§ What is expected:
Using the data below, gather each line that includes the word "logistics".

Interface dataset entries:
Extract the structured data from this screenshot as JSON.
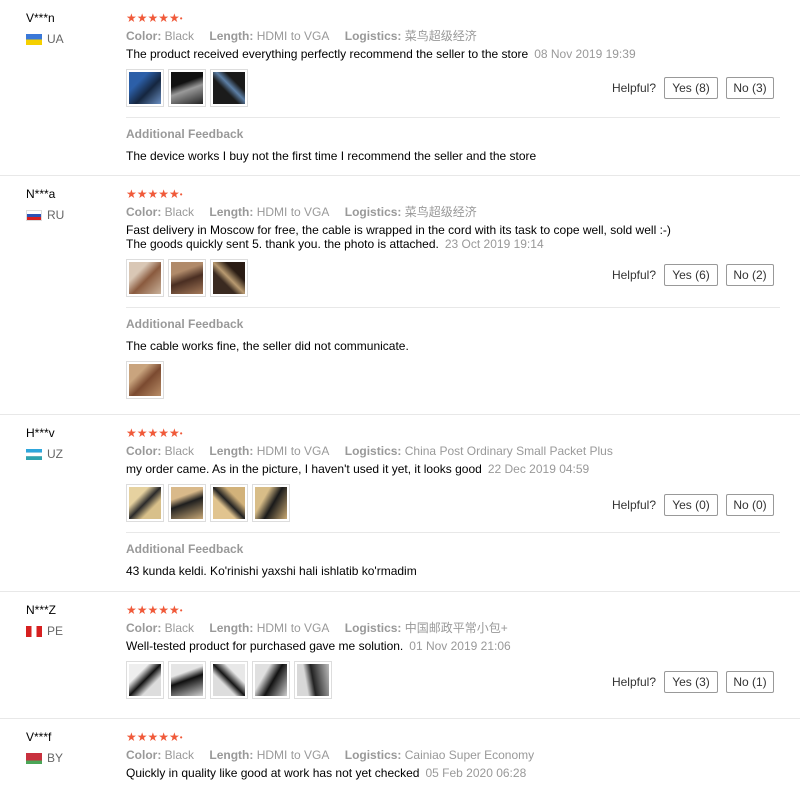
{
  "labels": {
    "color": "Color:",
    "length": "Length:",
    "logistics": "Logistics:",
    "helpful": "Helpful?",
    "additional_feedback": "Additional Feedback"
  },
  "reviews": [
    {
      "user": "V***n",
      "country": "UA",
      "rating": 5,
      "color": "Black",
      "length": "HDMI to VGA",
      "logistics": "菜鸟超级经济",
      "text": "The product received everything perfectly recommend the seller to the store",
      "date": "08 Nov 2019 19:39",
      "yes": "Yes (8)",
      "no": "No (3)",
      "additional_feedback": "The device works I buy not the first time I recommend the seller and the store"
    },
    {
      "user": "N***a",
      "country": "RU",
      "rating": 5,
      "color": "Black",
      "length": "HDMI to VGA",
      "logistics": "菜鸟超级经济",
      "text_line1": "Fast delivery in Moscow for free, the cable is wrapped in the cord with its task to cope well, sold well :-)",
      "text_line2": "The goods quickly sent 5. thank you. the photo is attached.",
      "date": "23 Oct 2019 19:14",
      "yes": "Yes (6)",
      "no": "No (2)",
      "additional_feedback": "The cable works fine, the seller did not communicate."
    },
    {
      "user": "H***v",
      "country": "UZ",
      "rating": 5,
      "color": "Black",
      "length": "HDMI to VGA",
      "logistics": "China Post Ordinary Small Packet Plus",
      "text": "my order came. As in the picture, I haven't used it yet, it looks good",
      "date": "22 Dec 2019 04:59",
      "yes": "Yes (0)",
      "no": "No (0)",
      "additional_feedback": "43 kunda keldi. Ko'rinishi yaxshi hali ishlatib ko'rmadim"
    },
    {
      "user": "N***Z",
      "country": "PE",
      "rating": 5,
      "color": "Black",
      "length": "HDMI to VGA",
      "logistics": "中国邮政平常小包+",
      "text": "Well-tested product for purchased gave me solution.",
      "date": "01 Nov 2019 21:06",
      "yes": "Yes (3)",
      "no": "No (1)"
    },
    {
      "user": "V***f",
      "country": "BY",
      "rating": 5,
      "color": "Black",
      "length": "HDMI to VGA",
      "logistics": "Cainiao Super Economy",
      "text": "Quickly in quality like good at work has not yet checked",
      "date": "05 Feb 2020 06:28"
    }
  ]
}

§ Output of the task:
    "logistics": "Logistics:",
      "logistics": "菜鸟超级经济",
      "logistics": "菜鸟超级经济",
      "logistics": "China Post Ordinary Small Packet Plus",
      "logistics": "中国邮政平常小包+",
      "logistics": "Cainiao Super Economy",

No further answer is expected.